::: Information shown :::

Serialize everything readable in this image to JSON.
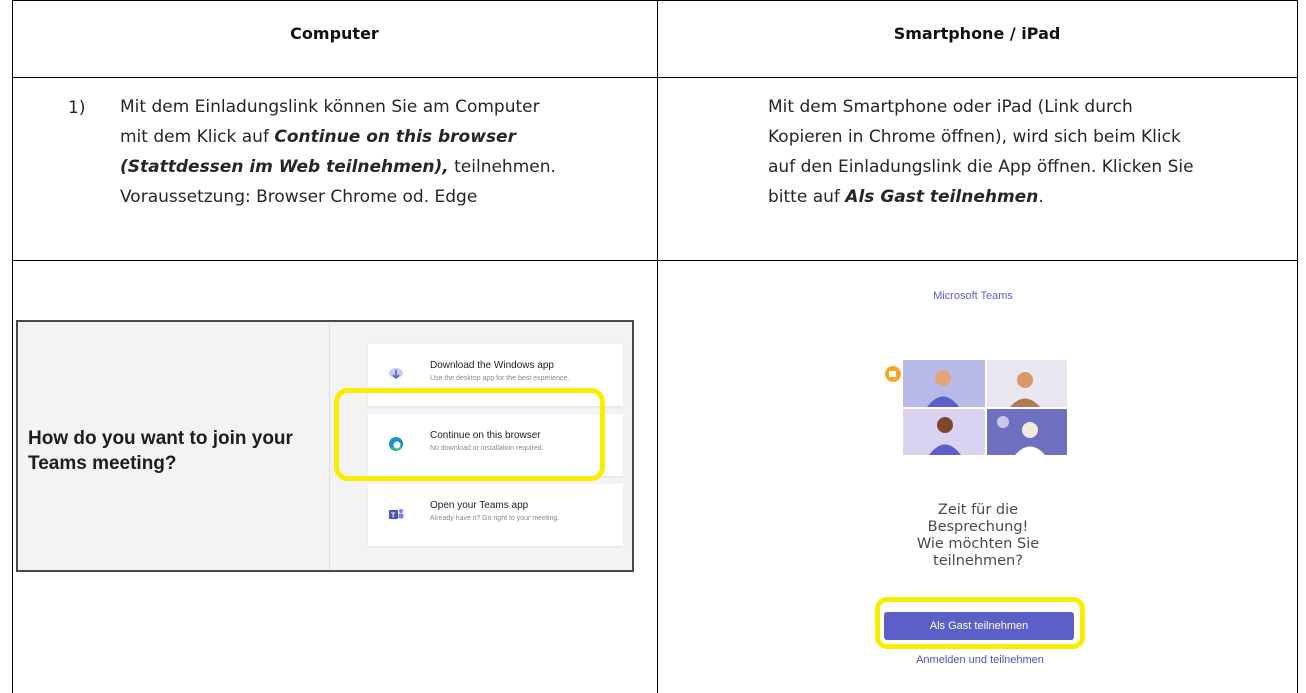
{
  "headers": {
    "left": "Computer",
    "right": "Smartphone / iPad"
  },
  "left_instructions": {
    "number": "1)",
    "line1": "Mit dem Einladungslink können Sie am Computer",
    "line2_prefix": "mit dem Klick auf ",
    "line2_bold": "Continue on this browser",
    "line3_bold": "(Stattdessen im Web teilnehmen),",
    "line3_suffix": " teilnehmen.",
    "line4": "Voraussetzung: Browser Chrome od. Edge"
  },
  "right_instructions": {
    "line1": "Mit dem Smartphone oder iPad  (Link durch",
    "line2": "Kopieren in Chrome öffnen), wird sich beim Klick",
    "line3": "auf den Einladungslink die App öffnen. Klicken Sie",
    "line4_prefix": "bitte auf ",
    "line4_bold": "Als Gast teilnehmen",
    "line4_suffix": "."
  },
  "teams_join_screen": {
    "question": "How do you want to join your Teams meeting?",
    "options": [
      {
        "title": "Download the Windows app",
        "subtitle": "Use the desktop app for the best experience.",
        "icon": "download-icon"
      },
      {
        "title": "Continue on this browser",
        "subtitle": "No download or installation required.",
        "icon": "edge-icon"
      },
      {
        "title": "Open your Teams app",
        "subtitle": "Already have it? Go right to your meeting.",
        "icon": "teams-icon"
      }
    ]
  },
  "phone_screen": {
    "app_name": "Microsoft Teams",
    "prompt_line1": "Zeit für die",
    "prompt_line2": "Besprechung!",
    "prompt_line3": "Wie möchten Sie",
    "prompt_line4": "teilnehmen?",
    "guest_button": "Als Gast teilnehmen",
    "signin_link": "Anmelden und teilnehmen"
  },
  "colors": {
    "teams_purple": "#5b5fc7",
    "highlight_yellow": "#f8ee00"
  }
}
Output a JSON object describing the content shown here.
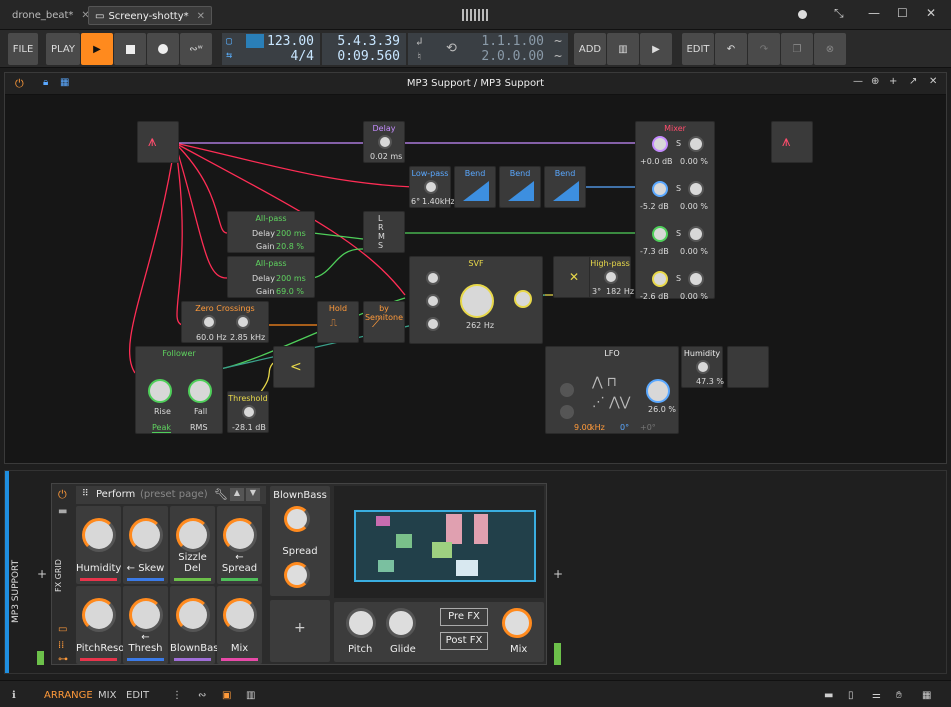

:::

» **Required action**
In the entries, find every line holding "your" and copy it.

» **Response area**
    "question": "How do you want to join your Teams meeting?",
        "title": "Open your Teams app",
        "subtitle": "Already have it? Go right to your meeting.",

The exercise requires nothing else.